'It's not what we want' - James Brokenshire says no-deal Brexit preparations being stepped up
Cabinet minister James Brokenshire said preparations for a no-deal Brexit were being stepped up in case Theresa May's plan is rejected by MPs in January.
"We have been taking (the prospect of) no deal seriously for quite some considerable period. It's not what we want to do, it's not what we still expect to do - because we want to see the deal secured, the vote through Parliament - but I think it is right and proper that we maintain our work on preparing for a no deal, however reluctantly," he told BBC Radio 4's Today.
The Communities Secretary would not be drawn on whether the Cabinet would make a no-deal Brexit its "central planning assumption", stressing that "clearly it's not something the Government wants to see".
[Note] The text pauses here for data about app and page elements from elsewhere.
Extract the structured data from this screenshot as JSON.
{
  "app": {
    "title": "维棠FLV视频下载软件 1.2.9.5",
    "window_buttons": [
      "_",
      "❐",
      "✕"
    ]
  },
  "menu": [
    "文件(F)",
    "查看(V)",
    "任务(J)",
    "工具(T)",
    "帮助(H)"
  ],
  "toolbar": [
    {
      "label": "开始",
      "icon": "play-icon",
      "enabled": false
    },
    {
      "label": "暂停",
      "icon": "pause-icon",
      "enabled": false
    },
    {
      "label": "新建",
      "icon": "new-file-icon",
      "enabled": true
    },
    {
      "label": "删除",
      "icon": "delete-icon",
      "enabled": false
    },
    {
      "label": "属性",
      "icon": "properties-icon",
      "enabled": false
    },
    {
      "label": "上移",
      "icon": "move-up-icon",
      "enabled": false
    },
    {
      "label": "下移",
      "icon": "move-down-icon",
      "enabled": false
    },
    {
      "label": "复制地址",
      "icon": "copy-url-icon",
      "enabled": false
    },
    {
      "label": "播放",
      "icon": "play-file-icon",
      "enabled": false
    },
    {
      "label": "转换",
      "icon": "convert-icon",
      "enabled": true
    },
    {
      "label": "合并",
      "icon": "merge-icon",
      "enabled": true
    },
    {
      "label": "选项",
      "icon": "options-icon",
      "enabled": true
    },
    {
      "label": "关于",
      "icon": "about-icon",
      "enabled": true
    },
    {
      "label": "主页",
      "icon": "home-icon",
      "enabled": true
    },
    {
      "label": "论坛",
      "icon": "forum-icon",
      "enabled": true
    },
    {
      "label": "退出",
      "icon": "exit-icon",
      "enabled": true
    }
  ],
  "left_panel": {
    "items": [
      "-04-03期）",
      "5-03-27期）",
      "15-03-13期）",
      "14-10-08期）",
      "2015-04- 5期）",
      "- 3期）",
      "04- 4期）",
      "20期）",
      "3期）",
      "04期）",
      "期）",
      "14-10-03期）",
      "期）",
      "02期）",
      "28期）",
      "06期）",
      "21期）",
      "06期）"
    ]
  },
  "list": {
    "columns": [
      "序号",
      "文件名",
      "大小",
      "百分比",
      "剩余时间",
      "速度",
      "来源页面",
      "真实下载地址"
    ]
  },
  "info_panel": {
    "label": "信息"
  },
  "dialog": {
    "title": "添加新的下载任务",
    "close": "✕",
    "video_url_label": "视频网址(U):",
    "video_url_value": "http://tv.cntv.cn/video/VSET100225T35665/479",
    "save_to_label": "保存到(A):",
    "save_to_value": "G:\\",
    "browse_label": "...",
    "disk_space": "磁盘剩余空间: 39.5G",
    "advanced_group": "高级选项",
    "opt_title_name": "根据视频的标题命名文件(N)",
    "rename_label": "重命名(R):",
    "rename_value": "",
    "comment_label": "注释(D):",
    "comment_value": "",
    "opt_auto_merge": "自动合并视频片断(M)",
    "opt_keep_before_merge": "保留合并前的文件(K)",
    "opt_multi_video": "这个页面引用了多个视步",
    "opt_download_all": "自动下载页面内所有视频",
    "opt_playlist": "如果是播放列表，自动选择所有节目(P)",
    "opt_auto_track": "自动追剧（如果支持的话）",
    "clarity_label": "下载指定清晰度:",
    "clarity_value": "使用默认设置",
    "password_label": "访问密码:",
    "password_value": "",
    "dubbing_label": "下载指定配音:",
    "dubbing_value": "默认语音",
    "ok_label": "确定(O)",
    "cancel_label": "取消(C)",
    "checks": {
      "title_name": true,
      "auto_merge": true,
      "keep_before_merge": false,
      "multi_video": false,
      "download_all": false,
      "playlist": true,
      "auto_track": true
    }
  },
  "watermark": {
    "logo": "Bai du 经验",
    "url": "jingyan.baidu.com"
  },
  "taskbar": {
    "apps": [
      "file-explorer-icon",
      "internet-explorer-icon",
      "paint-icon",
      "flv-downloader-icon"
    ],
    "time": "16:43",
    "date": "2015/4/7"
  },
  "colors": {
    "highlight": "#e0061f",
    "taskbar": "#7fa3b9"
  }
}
He added: "There will clearly be consequences of a no deal in the short term. That's why we have been doing a lot of work in relation to, for example, the Channel ports, why we have issued 106 technical notices now, why we are recruiting another 300 people for Border Force."
Prominent Brexiteer Jacob Rees-Mogg suggested that Theresa May's position was now under threat more from pro-EU Tories than Eurosceptics if there was a full-blown confidence motion in the Government.
"Under the Fixed-term Parliaments Act I will always support the Conservative Government, I will not vote a Conservative Government out of office," he told BBC Radio 4's 'Today' programme.
Mr Rees-Mogg added: "I would have thought, actually, the Prime Minister is at greater risk in a vote of no confidence from people who see themselves as pro-EU within the party than from people who are Eurosceptic."
The MP, one of the ringleaders of the internal Tory effort to oust Mrs May, said: "I've had my vote of no confidence in her and I lost, and I'm not going to repeat the exercise. The Prime Minister is secure under the party rules for a year.
"I think to try and re-run something when you have lost it is not reasonable, it is not democratic."
Mr Rees-Mogg suggested that a "managed no-deal" Brexit was still an option if Mrs May's plan was rejected by Parliament.
"There are more things that could potentially be done, but while this deal is still on the table they are very unlikely to be done," he said.